To auto-grat or not auto-grat, that is the question. And it is a question that doesn’t have a one-size-fits-all answer. Some service staff are for it, and some are not. Some customers don’t mind it, some resent it. Some restaurants approve of it, some don’t.
Tipping, in its many forms, involves a precarious and, at times, perilous conversation. It is, after all, how servers make the bulk of their income. But at the same time, if service fails to meet the customer’s’ expectations, a forced tip can leave a sour taste in a patron’s mouth.
With this in mind, we’ve drawn out some of the complexities that are involved in this conversation and put together some auto-grat policy pointers below.
Auto-grat legalities in the US and Canada intersect and differ depending on region.
In 2014, a ruling by the United States Internal Revenue Service agency determined that an auto-grat is a non-tip wage. This means, that instead of walking out with cash tips at the end of a shift, servers receive auto-grat tips as an add-on to payroll after “it’s subject to Social Security tax, Medicare tax, and federal income tax withholding.”
Similarly, the Canadian Restaurant and Foodservices Association determined that tips billed as an automatic gratuity are considered “controlled tips”. Controlled tips are subject to taxes, as the Canada Revenue Agency requires the employee and employer to pay source deductions the same as wages.
With a typical tip, servers pay their bar and kitchen dues and walk away with cash. But auto-gratuities are subject to the same taxes as their hourly wage. This leaves servers and restaurants with a choice: either get paid now and risk the whim of the customer (a risky roll of the dice), or add the standard eighteen percent and wait until payday.
A quick Google search reveals some of the following feelings customers have when faced with an auto-grat:
“I’m at a pub yesterday to watch some Olympics and grab some food by myself at the bar.

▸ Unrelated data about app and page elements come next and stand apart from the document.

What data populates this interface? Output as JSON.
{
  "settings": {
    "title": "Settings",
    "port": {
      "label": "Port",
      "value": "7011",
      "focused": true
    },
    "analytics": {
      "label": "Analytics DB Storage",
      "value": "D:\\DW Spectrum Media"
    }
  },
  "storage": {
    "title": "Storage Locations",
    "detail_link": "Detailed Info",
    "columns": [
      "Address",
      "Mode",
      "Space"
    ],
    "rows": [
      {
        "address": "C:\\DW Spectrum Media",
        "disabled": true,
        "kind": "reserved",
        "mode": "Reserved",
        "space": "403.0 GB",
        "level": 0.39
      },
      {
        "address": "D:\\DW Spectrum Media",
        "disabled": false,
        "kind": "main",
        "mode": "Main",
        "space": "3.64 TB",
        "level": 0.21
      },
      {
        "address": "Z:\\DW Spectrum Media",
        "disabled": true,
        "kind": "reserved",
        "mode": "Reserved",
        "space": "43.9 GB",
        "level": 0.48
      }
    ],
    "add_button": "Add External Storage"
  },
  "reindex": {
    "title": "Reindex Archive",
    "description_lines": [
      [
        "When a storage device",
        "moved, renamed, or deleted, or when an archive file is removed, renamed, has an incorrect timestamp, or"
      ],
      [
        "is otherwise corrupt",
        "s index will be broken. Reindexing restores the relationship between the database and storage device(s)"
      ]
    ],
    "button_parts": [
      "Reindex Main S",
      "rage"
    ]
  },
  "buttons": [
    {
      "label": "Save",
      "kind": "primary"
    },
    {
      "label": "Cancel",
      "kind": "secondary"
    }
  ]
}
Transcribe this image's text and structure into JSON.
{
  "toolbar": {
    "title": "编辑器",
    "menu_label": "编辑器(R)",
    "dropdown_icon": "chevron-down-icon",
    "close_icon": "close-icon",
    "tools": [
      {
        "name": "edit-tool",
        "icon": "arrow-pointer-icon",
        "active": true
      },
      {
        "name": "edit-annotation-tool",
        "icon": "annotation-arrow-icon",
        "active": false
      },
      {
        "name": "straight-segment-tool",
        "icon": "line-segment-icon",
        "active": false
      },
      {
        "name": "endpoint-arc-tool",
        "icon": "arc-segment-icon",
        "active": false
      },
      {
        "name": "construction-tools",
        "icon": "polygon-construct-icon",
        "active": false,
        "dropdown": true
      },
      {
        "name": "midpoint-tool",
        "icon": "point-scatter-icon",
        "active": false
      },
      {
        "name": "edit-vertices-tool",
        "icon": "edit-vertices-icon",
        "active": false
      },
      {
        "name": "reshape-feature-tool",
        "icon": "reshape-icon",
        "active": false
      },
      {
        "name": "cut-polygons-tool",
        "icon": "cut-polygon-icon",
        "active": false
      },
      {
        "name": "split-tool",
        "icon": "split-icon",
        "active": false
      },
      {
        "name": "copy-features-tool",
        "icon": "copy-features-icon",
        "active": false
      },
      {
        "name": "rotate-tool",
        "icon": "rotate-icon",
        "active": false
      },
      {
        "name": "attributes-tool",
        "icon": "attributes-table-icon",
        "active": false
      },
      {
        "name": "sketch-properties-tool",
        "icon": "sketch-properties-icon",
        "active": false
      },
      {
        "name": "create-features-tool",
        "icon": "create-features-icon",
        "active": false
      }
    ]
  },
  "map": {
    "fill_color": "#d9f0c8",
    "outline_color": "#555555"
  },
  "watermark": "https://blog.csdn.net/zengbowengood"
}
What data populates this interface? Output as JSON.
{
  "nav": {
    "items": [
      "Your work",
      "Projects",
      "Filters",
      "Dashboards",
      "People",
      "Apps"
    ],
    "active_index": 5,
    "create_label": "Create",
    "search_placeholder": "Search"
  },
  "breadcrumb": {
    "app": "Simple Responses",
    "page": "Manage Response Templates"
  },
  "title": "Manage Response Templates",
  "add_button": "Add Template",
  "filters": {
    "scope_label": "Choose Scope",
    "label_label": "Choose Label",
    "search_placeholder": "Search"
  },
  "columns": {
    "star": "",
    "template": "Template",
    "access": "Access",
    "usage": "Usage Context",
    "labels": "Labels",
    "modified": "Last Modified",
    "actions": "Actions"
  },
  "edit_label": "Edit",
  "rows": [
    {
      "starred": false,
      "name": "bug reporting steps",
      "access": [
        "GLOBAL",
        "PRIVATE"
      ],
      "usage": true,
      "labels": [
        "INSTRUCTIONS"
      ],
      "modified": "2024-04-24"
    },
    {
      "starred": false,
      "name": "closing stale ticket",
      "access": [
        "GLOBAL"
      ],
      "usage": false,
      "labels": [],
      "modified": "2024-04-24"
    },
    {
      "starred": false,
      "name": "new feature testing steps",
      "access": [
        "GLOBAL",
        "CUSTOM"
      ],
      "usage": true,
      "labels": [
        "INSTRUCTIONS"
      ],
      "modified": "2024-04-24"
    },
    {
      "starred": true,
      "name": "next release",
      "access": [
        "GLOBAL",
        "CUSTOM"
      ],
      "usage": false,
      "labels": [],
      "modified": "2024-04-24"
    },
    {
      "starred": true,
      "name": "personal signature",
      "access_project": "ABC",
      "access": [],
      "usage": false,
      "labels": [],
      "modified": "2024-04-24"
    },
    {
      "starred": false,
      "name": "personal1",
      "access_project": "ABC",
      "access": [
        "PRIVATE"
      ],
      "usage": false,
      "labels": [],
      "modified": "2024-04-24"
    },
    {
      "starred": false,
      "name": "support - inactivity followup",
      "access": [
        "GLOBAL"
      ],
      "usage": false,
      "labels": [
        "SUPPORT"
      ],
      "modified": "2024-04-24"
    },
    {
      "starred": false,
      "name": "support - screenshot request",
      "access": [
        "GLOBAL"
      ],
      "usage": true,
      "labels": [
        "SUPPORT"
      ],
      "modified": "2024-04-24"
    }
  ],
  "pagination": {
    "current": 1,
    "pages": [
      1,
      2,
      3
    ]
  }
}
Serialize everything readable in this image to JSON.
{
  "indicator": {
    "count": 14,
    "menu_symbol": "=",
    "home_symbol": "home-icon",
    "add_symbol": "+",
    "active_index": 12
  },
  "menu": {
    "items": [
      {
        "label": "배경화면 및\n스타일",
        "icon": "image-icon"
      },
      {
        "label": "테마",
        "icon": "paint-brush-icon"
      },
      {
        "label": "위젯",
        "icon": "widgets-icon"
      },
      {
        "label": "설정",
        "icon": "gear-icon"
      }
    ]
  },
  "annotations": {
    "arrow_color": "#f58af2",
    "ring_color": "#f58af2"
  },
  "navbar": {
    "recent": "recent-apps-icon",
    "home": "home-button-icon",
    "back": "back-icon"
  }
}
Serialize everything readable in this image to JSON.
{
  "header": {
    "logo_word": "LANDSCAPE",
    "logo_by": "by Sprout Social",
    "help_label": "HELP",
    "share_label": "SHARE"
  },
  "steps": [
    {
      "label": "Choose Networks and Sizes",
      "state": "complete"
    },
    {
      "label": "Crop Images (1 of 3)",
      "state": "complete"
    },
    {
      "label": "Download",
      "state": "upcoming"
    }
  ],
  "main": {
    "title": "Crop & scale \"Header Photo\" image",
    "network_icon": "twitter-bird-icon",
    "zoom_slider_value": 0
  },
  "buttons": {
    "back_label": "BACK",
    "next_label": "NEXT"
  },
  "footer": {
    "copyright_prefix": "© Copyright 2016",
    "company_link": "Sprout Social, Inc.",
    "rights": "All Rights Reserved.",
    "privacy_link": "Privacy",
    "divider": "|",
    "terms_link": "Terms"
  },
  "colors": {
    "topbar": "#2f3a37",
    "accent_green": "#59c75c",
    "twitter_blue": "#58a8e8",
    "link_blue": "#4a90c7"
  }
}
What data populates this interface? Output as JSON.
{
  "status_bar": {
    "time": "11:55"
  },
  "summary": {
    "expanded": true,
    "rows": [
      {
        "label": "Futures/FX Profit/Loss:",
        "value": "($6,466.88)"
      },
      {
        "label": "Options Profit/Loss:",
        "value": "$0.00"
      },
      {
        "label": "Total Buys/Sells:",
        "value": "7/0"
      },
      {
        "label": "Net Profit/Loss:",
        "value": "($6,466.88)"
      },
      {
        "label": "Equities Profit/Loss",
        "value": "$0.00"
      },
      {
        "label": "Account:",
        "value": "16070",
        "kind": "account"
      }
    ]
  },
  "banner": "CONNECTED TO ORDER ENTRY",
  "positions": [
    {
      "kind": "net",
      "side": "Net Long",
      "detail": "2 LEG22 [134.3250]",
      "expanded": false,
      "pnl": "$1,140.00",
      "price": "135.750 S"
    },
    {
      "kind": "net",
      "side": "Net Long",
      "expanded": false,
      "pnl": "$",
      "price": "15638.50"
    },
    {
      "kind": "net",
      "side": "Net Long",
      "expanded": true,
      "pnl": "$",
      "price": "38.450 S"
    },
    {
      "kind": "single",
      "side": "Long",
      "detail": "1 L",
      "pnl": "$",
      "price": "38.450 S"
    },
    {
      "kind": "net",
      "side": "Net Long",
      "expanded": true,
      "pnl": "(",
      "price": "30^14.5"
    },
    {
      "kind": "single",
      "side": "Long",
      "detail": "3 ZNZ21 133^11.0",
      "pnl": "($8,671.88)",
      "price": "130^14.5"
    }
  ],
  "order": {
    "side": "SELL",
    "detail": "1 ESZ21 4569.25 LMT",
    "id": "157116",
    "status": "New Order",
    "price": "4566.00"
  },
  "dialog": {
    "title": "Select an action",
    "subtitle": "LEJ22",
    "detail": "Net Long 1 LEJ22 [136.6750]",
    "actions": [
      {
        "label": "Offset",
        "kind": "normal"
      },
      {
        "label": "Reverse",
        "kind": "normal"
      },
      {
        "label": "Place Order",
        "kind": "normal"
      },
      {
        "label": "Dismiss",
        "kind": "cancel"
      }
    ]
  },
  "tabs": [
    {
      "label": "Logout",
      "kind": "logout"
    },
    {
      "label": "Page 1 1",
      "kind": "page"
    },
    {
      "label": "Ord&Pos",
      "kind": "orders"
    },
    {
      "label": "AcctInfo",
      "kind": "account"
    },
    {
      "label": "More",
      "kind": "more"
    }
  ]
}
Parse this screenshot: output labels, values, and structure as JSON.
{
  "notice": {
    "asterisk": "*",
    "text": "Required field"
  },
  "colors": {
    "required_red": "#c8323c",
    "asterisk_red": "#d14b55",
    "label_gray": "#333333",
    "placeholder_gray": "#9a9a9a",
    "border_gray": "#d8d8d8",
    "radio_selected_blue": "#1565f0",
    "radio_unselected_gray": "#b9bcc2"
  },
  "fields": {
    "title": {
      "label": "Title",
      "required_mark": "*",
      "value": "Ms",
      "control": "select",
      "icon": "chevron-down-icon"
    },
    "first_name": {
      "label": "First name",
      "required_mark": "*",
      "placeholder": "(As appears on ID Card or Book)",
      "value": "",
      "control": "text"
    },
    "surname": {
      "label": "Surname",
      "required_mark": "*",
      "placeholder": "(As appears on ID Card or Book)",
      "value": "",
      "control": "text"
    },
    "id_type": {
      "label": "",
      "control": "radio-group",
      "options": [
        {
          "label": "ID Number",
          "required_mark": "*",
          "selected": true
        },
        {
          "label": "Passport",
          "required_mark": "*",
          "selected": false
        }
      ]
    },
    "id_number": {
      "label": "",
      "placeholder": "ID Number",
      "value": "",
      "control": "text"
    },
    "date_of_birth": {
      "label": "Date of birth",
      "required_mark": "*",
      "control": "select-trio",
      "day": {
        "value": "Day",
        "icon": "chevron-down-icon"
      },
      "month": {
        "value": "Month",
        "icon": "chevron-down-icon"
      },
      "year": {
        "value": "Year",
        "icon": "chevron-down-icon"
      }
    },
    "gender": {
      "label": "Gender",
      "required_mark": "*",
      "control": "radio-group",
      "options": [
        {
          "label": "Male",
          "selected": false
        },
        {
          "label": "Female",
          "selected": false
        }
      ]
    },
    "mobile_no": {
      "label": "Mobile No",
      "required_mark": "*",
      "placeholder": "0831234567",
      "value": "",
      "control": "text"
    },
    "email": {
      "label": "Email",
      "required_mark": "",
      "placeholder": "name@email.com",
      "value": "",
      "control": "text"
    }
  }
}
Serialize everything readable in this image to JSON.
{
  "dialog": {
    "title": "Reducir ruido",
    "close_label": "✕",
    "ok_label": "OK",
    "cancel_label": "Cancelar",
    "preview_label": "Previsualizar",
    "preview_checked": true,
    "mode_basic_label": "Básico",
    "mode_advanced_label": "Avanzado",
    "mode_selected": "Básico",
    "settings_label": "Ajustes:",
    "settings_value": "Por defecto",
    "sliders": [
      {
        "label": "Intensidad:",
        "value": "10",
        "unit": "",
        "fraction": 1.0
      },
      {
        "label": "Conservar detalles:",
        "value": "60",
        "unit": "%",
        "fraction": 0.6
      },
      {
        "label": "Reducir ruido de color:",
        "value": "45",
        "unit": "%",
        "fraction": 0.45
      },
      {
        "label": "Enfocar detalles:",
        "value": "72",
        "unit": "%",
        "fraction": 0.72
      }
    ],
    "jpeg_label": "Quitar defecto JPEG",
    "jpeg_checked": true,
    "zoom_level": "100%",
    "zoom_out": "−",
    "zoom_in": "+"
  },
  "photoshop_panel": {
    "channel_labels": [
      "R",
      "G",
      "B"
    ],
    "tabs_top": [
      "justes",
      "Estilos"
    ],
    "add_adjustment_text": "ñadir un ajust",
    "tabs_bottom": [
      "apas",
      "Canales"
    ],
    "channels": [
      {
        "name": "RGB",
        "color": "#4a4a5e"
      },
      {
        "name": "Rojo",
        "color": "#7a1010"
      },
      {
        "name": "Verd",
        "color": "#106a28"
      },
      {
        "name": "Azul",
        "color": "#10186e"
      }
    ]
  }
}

Grab bill, look down: “Automatic Gratuity – 20%”. I had no waiter/server. I was at the bar and wasn’t told about this charge. How is this any different than going to a supermarket, seeing an advertised price of $3 for a loaf of bread, and going to the till to pay and getting it scanned, and it coming up as $3.60? …”–Barry M
“Automatic gratuity is not only insulting to me as a diner. It’s insulting as a contributing member of the American economy. Why do restaurants and other service industries feel that the customer is responsible for paying the employees? Why are restaurant owners exempt from paying their employees a living wage? Why do we, as paying customers, let it happen?”–Jason Kessler
Needless to say, auto-gratuity isn’t always well received. While some customers see the auto-grat as taking away the guesswork, others see it as an infringement on their liberties as guests, or the restaurant industry using customers to pay staff. This auto-grat complexity makes it imperative to communicate with guests. After all, the service could be great but if the customer isn’t anticipating the bill they receive, they could easily end up offended, promoting them to rebuke the tip, simply never come back again, or take to the megaphone that is Yelp.
Things to Consider When Establishing an Auto-Gratuity Policy
With these two hot buttons in mind, here are a few discussion points and consideration for your internal auto-grat policies:
- Inform the customer that an auto-gratuity will be in place: One best practice is to inform your customer at the beginning of the meal that an auto-gratuity will be applied “as per restaurant policy”. Another common practice is to highlight or circle the charge on the receipt so the customer doesn’t inadvertently double tip.
- Consider a “suggested tip”: Instead of implementing an auto-grat, some restaurants are choosing to simply include a line item that reads “suggested tip.” This way, you’re giving the customer guidance rather than forcing their hand. This also enables the server to take the tip home with them that night, rather than waiting until payday. As Laura Hamel-Jones, a senior payroll consultant at Paychex in Fort Myers, says, “For large parties, some restaurants will switch to the suggested tip. When they have large affairs, like catering for a wedding or something of that nature, they automatically add gratuity to the check because they have to make sure they cover their staff.”
- Use auto-grat in selective scenarios: Often, customers expect auto-grats for large parties or catered events. They understand the auto-grat makes it easier for everyone to ensure staff are adequately tipped on complicated bills. But when it comes to smaller bills, that’s where the unrest may lie. To align with this, many restaurants choose to auto-grat on parties of six or more. Some even are providing the option of auto-grating 15%, 18%, or 20%, leaving the exact percentage up to the customer.
- Have an open discussion with your service staff: At the end of the day, it’s your service staff’s income on the line. They should have an understanding of the pros and cons of the auto-grat – how some customers might react and how their income is affected. Some restaurants allow their servers to make the call on whether or not they will invoke the auto-grat. Say they’ve given exceptional service to a table. They might feel that they will benefit financially if they did not include the auto-grat. Thus, they have the option to forgo auto-grating the table.
Whether you like it or not, the auto-grat conversation is not going anywhere, and neither are opinions on the subject. For the benefit of your restaurant, carefully consider what is best for you, your staff, and your guests, and put a clear policy in place.